━━ DATA ━━

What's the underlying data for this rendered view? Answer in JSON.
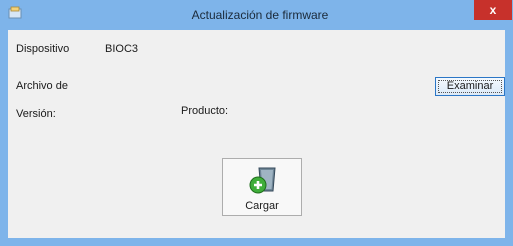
{
  "window": {
    "title": "Actualización de firmware",
    "close_label": "x"
  },
  "form": {
    "device_label": "Dispositivo",
    "device_value": "BIOC3",
    "file_label": "Archivo de",
    "browse_label": "Examinar",
    "version_label": "Versión:",
    "product_label": "Producto:",
    "load_label": "Cargar"
  },
  "icons": {
    "app": "app-icon",
    "close": "close-icon",
    "load": "upload-bin-icon"
  }
}
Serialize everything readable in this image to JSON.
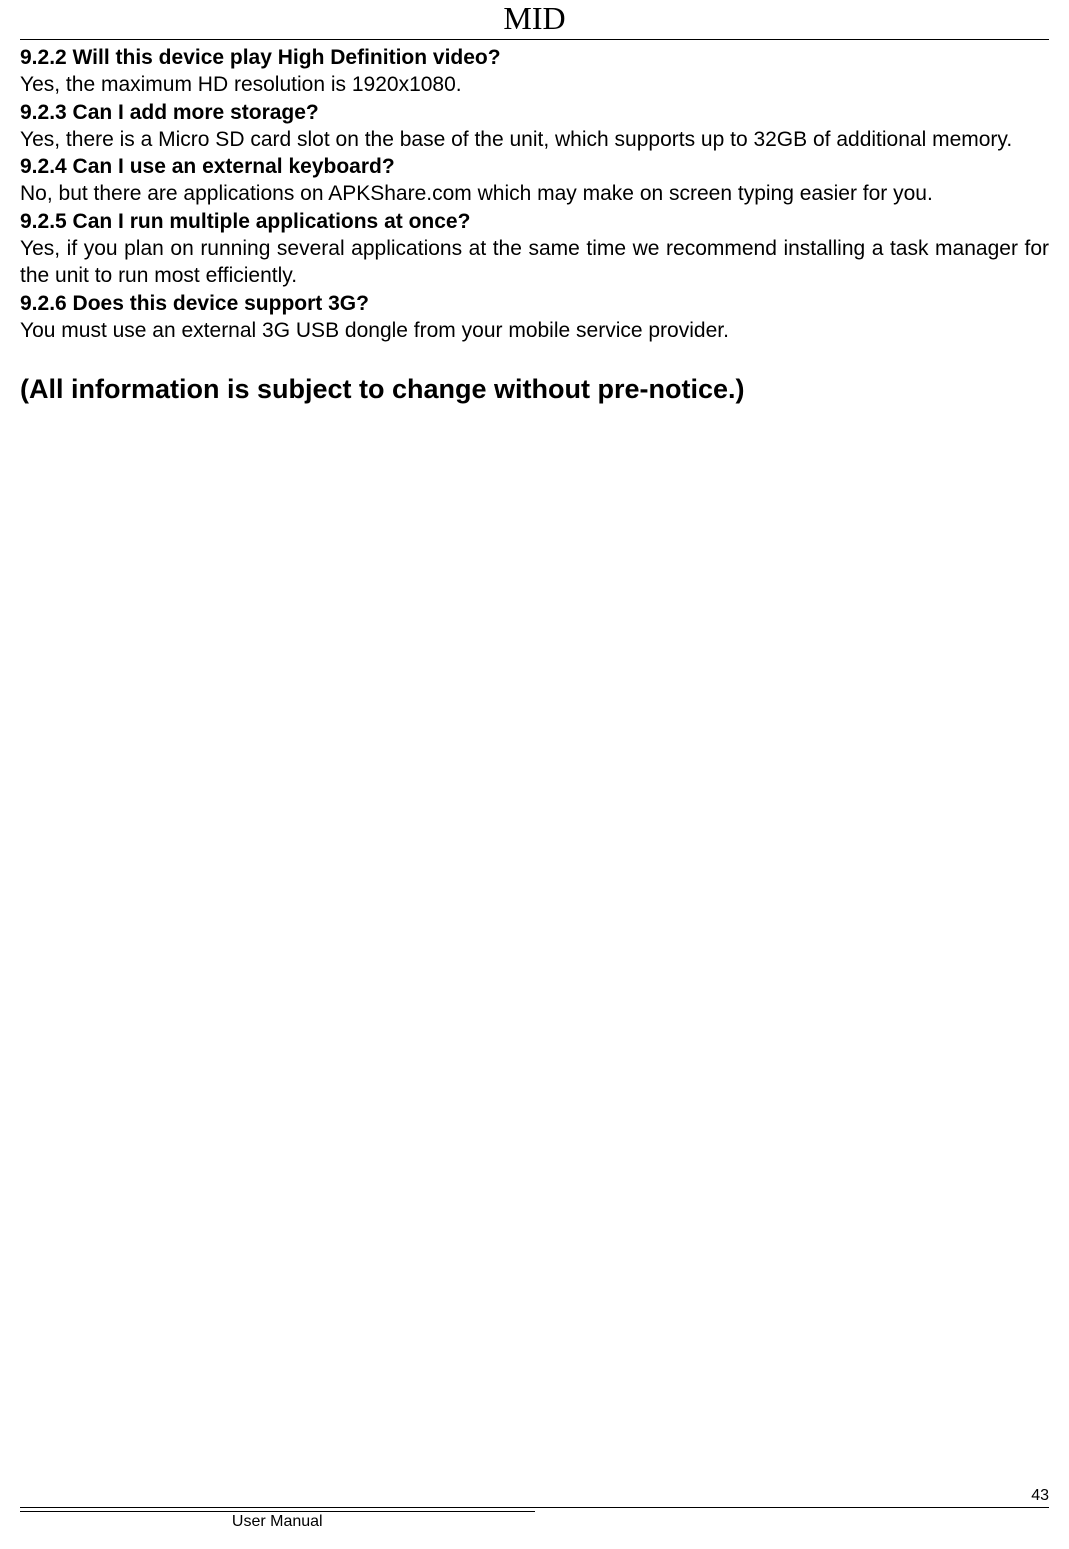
{
  "header": {
    "title": "MID"
  },
  "content": {
    "faqs": [
      {
        "question": "9.2.2 Will this device play High Definition video?",
        "answer": "Yes, the maximum HD resolution is 1920x1080."
      },
      {
        "question": "9.2.3 Can I add more storage?",
        "answer": "Yes, there is a Micro SD card slot on the base of the unit, which supports up to 32GB of additional memory."
      },
      {
        "question": "9.2.4 Can I use an external keyboard?",
        "answer": "No, but there are applications on APKShare.com which may make on screen typing easier for you."
      },
      {
        "question": "9.2.5 Can I run multiple applications at once?",
        "answer": "Yes, if you plan on running several applications at the same time we recommend installing a task manager for the unit to run most efficiently."
      },
      {
        "question": "9.2.6 Does this device support 3G?",
        "answer": "You must use an external 3G USB dongle from your mobile service provider."
      }
    ],
    "notice": "(All information is subject to change without pre-notice.)"
  },
  "footer": {
    "text": "User Manual",
    "page_number": "43"
  }
}
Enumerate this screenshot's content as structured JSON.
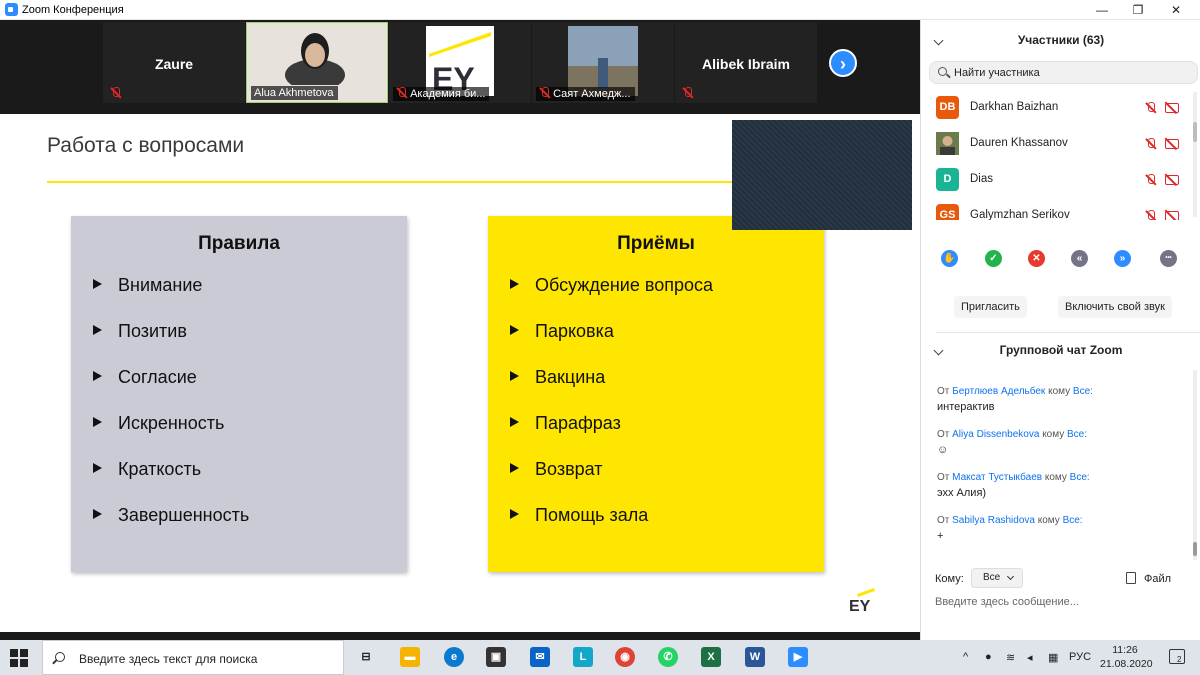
{
  "window": {
    "title": "Zoom Конференция",
    "minimize_icon": "—",
    "restore_icon": "❐",
    "close_icon": "✕"
  },
  "video_strip": {
    "tiles": [
      {
        "name": "Zaure",
        "label": ""
      },
      {
        "name": "",
        "label": "Alua Akhmetova"
      },
      {
        "name": "",
        "label": "Академия би..."
      },
      {
        "name": "",
        "label": "Саят Ахмедж..."
      },
      {
        "name": "Alibek Ibraim",
        "label": ""
      }
    ],
    "next_icon": "›"
  },
  "slide": {
    "title": "Работа с вопросами",
    "panel_left": {
      "title": "Правила",
      "items": [
        "Внимание",
        "Позитив",
        "Согласие",
        "Искренность",
        "Краткость",
        "Завершенность"
      ],
      "color": "#cbcbd6"
    },
    "panel_right": {
      "title": "Приёмы",
      "items": [
        "Обсуждение вопроса",
        "Парковка",
        "Вакцина",
        "Парафраз",
        "Возврат",
        "Помощь зала"
      ],
      "color": "#ffe600"
    },
    "logo": "EY"
  },
  "participants": {
    "header": "Участники (63)",
    "search_placeholder": "Найти участника",
    "list": [
      {
        "initials": "DB",
        "name": "Darkhan Baizhan",
        "color": "#e8590c"
      },
      {
        "initials": "",
        "name": "Dauren Khassanov",
        "color": "#6b7b4a"
      },
      {
        "initials": "D",
        "name": "Dias",
        "color": "#1ab394"
      },
      {
        "initials": "GS",
        "name": "Galymzhan Serikov",
        "color": "#e8590c"
      }
    ],
    "invite_label": "Пригласить",
    "unmute_label": "Включить свой звук"
  },
  "reactions": [
    {
      "icon": "hand-icon",
      "glyph": "✋",
      "color": "#2d8cff"
    },
    {
      "icon": "yes-icon",
      "glyph": "✓",
      "color": "#24b34b"
    },
    {
      "icon": "no-icon",
      "glyph": "✕",
      "color": "#e8392f"
    },
    {
      "icon": "slower-icon",
      "glyph": "«",
      "color": "#747487"
    },
    {
      "icon": "faster-icon",
      "glyph": "»",
      "color": "#2d8cff"
    },
    {
      "icon": "more-icon",
      "glyph": "•••",
      "color": "#747487"
    }
  ],
  "chat": {
    "header": "Групповой чат Zoom",
    "messages": [
      {
        "from_prefix": "От",
        "sender": "Бертлюев Адельбек",
        "to_word": "кому",
        "to": "Все:",
        "text": "интерактив"
      },
      {
        "from_prefix": "От",
        "sender": "Aliya Dissenbekova",
        "to_word": "кому",
        "to": "Все:",
        "text": "☺"
      },
      {
        "from_prefix": "От",
        "sender": "Максат Тустыкбаев",
        "to_word": "кому",
        "to": "Все:",
        "text": "эхх Алия)"
      },
      {
        "from_prefix": "От",
        "sender": "Sabilya Rashidova",
        "to_word": "кому",
        "to": "Все:",
        "text": "+"
      }
    ],
    "to_label": "Кому:",
    "to_value": "Все",
    "file_label": "Файл",
    "input_placeholder": "Введите здесь сообщение..."
  },
  "taskbar": {
    "search_placeholder": "Введите здесь текст для поиска",
    "apps": [
      {
        "icon": "task-view-icon",
        "glyph": "⊟",
        "color": "#dfe4ea"
      },
      {
        "icon": "file-explorer-icon",
        "glyph": "▬",
        "color": "#f4b400"
      },
      {
        "icon": "edge-icon",
        "glyph": "e",
        "color": "#0a7ad1"
      },
      {
        "icon": "store-icon",
        "glyph": "▣",
        "color": "#333333"
      },
      {
        "icon": "mail-icon",
        "glyph": "✉",
        "color": "#0a64c8"
      },
      {
        "icon": "l-app-icon",
        "glyph": "L",
        "color": "#13a8c9"
      },
      {
        "icon": "chrome-icon",
        "glyph": "◉",
        "color": "#db4437"
      },
      {
        "icon": "whatsapp-icon",
        "glyph": "✆",
        "color": "#25d366"
      },
      {
        "icon": "excel-icon",
        "glyph": "X",
        "color": "#1d7044"
      },
      {
        "icon": "word-icon",
        "glyph": "W",
        "color": "#2b579a"
      },
      {
        "icon": "zoom-icon",
        "glyph": "▶",
        "color": "#2d8cff"
      }
    ],
    "language": "РУС",
    "time": "11:26",
    "date": "21.08.2020",
    "notification_count": "2"
  }
}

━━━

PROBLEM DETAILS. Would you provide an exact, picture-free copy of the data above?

OUTPUT OF THE TASK.
What's the underlying data for this rendered view? Answer in JSON.
{
  "window": {
    "title": "Actualización de firmware",
    "close_label": "x"
  },
  "form": {
    "device_label": "Dispositivo",
    "device_value": "BIOC3",
    "file_label": "Archivo de",
    "browse_label": "Examinar",
    "version_label": "Versión:",
    "product_label": "Producto:",
    "load_label": "Cargar"
  },
  "icons": {
    "app": "app-icon",
    "close": "close-icon",
    "load": "upload-bin-icon"
  }
}
Serialize everything readable in this image to JSON.
{
  "header": {
    "title": "MID"
  },
  "content": {
    "faqs": [
      {
        "question": "9.2.2 Will this device play High Definition video?",
        "answer": "Yes, the maximum HD resolution is 1920x1080."
      },
      {
        "question": "9.2.3 Can I add more storage?",
        "answer": "Yes, there is a Micro SD card slot on the base of the unit, which supports up to 32GB of additional memory."
      },
      {
        "question": "9.2.4 Can I use an external keyboard?",
        "answer": "No, but there are applications on APKShare.com which may make on screen typing easier for you."
      },
      {
        "question": "9.2.5 Can I run multiple applications at once?",
        "answer": "Yes, if you plan on running several applications at the same time we recommend installing a task manager for the unit to run most efficiently."
      },
      {
        "question": "9.2.6 Does this device support 3G?",
        "answer": "You must use an external 3G USB dongle from your mobile service provider."
      }
    ],
    "notice": "(All information is subject to change without pre-notice.)"
  },
  "footer": {
    "text": "User Manual",
    "page_number": "43"
  }
}
Enumerate this screenshot's content as structured JSON.
{
  "window": {
    "title": "Zoom Конференция",
    "minimize_icon": "—",
    "restore_icon": "❐",
    "close_icon": "✕"
  },
  "video_strip": {
    "tiles": [
      {
        "name": "Zaure",
        "label": ""
      },
      {
        "name": "",
        "label": "Alua Akhmetova"
      },
      {
        "name": "",
        "label": "Академия би..."
      },
      {
        "name": "",
        "label": "Саят Ахмедж..."
      },
      {
        "name": "Alibek Ibraim",
        "label": ""
      }
    ],
    "next_icon": "›"
  },
  "slide": {
    "title": "Работа с вопросами",
    "panel_left": {
      "title": "Правила",
      "items": [
        "Внимание",
        "Позитив",
        "Согласие",
        "Искренность",
        "Краткость",
        "Завершенность"
      ],
      "color": "#cbcbd6"
    },
    "panel_right": {
      "title": "Приёмы",
      "items": [
        "Обсуждение вопроса",
        "Парковка",
        "Вакцина",
        "Парафраз",
        "Возврат",
        "Помощь зала"
      ],
      "color": "#ffe600"
    },
    "logo": "EY"
  },
  "participants": {
    "header": "Участники (63)",
    "search_placeholder": "Найти участника",
    "list": [
      {
        "initials": "DB",
        "name": "Darkhan Baizhan",
        "color": "#e8590c"
      },
      {
        "initials": "",
        "name": "Dauren Khassanov",
        "color": "#6b7b4a"
      },
      {
        "initials": "D",
        "name": "Dias",
        "color": "#1ab394"
      },
      {
        "initials": "GS",
        "name": "Galymzhan Serikov",
        "color": "#e8590c"
      }
    ],
    "invite_label": "Пригласить",
    "unmute_label": "Включить свой звук"
  },
  "reactions": [
    {
      "icon": "hand-icon",
      "glyph": "✋",
      "color": "#2d8cff"
    },
    {
      "icon": "yes-icon",
      "glyph": "✓",
      "color": "#24b34b"
    },
    {
      "icon": "no-icon",
      "glyph": "✕",
      "color": "#e8392f"
    },
    {
      "icon": "slower-icon",
      "glyph": "«",
      "color": "#747487"
    },
    {
      "icon": "faster-icon",
      "glyph": "»",
      "color": "#2d8cff"
    },
    {
      "icon": "more-icon",
      "glyph": "•••",
      "color": "#747487"
    }
  ],
  "chat": {
    "header": "Групповой чат Zoom",
    "messages": [
      {
        "from_prefix": "От",
        "sender": "Бертлюев Адельбек",
        "to_word": "кому",
        "to": "Все:",
        "text": "интерактив"
      },
      {
        "from_prefix": "От",
        "sender": "Aliya Dissenbekova",
        "to_word": "кому",
        "to": "Все:",
        "text": "☺"
      },
      {
        "from_prefix": "От",
        "sender": "Максат Тустыкбаев",
        "to_word": "кому",
        "to": "Все:",
        "text": "эхх Алия)"
      },
      {
        "from_prefix": "От",
        "sender": "Sabilya Rashidova",
        "to_word": "кому",
        "to": "Все:",
        "text": "+"
      }
    ],
    "to_label": "Кому:",
    "to_value": "Все",
    "file_label": "Файл",
    "input_placeholder": "Введите здесь сообщение..."
  },
  "taskbar": {
    "search_placeholder": "Введите здесь текст для поиска",
    "apps": [
      {
        "icon": "task-view-icon",
        "glyph": "⊟",
        "color": "#dfe4ea"
      },
      {
        "icon": "file-explorer-icon",
        "glyph": "▬",
        "color": "#f4b400"
      },
      {
        "icon": "edge-icon",
        "glyph": "e",
        "color": "#0a7ad1"
      },
      {
        "icon": "store-icon",
        "glyph": "▣",
        "color": "#333333"
      },
      {
        "icon": "mail-icon",
        "glyph": "✉",
        "color": "#0a64c8"
      },
      {
        "icon": "l-app-icon",
        "glyph": "L",
        "color": "#13a8c9"
      },
      {
        "icon": "chrome-icon",
        "glyph": "◉",
        "color": "#db4437"
      },
      {
        "icon": "whatsapp-icon",
        "glyph": "✆",
        "color": "#25d366"
      },
      {
        "icon": "excel-icon",
        "glyph": "X",
        "color": "#1d7044"
      },
      {
        "icon": "word-icon",
        "glyph": "W",
        "color": "#2b579a"
      },
      {
        "icon": "zoom-icon",
        "glyph": "▶",
        "color": "#2d8cff"
      }
    ],
    "language": "РУС",
    "time": "11:26",
    "date": "21.08.2020",
    "notification_count": "2"
  }
}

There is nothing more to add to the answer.